According to the Review Journal, more than 53,000 hospitality workers, from the Las Vegas Strip and Downtown Las Vegas properties will vote. If a majority of those vote yes, the Culinary and the associated Bartenders Local 165 will call for a strike.
The Culinary Workers Union Local 226 and Bartenders Union Local 165 includes hotel and casino housekeepers, cocktail and food servers, porters, bellhops, cooks and more.
Early Negotiations Have Been A Flop
Contracts expired June 1. The unions have had negotiation meetings with top Las Vegas hotel owners from MGM Resorts, Caesars Entertainment and Wynn Resorts. Thus far, those negotiations have fallen flat.
Workers are working under a contract extension. They will have to give seven days notice if they feel a strike is needed from the podcast on Review Journal’s website.
What Employees Want
Employees say the companies they are working for are making record profits. But they feel they are being forgotten about, and deserve fair pay.

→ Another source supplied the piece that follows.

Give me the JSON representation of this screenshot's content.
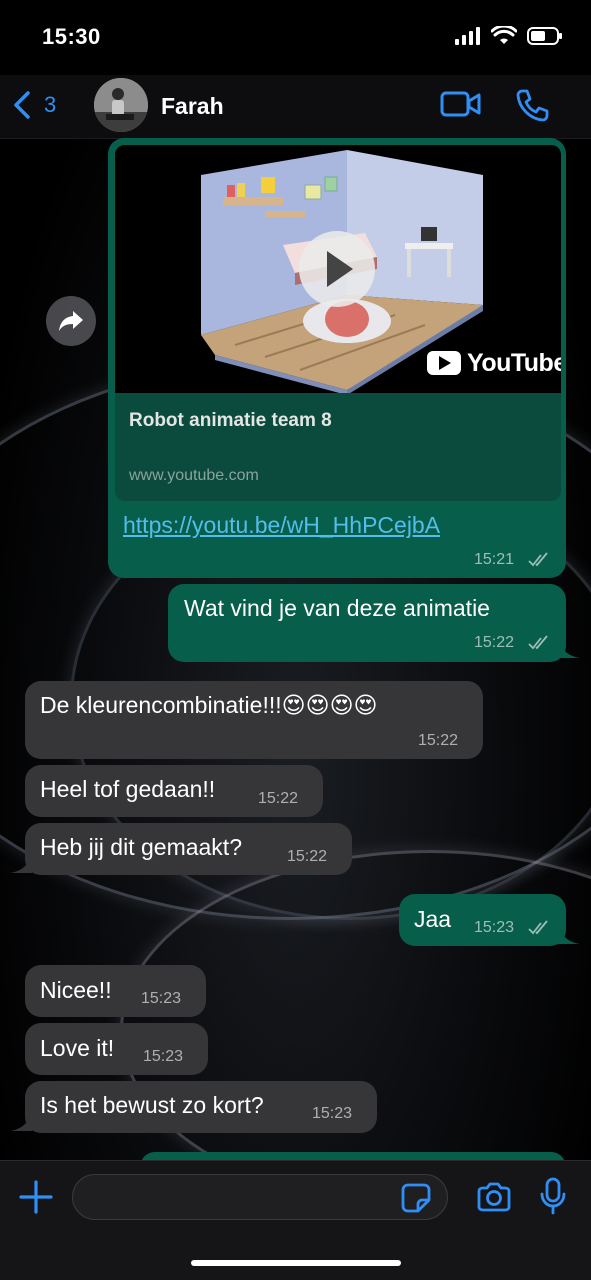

According to the Las Vegas Review-Journal, Ted Pappageorge, secretary-treasurer for the Culinary union, said in a statement. “As companies reduce labor, there are less workers who have even more responsibilities and are doing more work instead of spending quality time with their families, and that has to change.”
Pappageorge went on to say, “Workers have built this industry and made it successful and that’s why we are demanding that workers share in that prosperity. It’s disappointing that we are still so far apart from the casinos after months of negotiations with the largest three gaming companies in Las Vegas.”
A strike was avoided last time around, in 2018. An agreement was reached before any walk-out, or striking took place.
Hospitality workers in Las Vegas are the backbone of a flourishing gaming economy. Fingers crossed that all parties can reach an agreement, before a picket line is needed.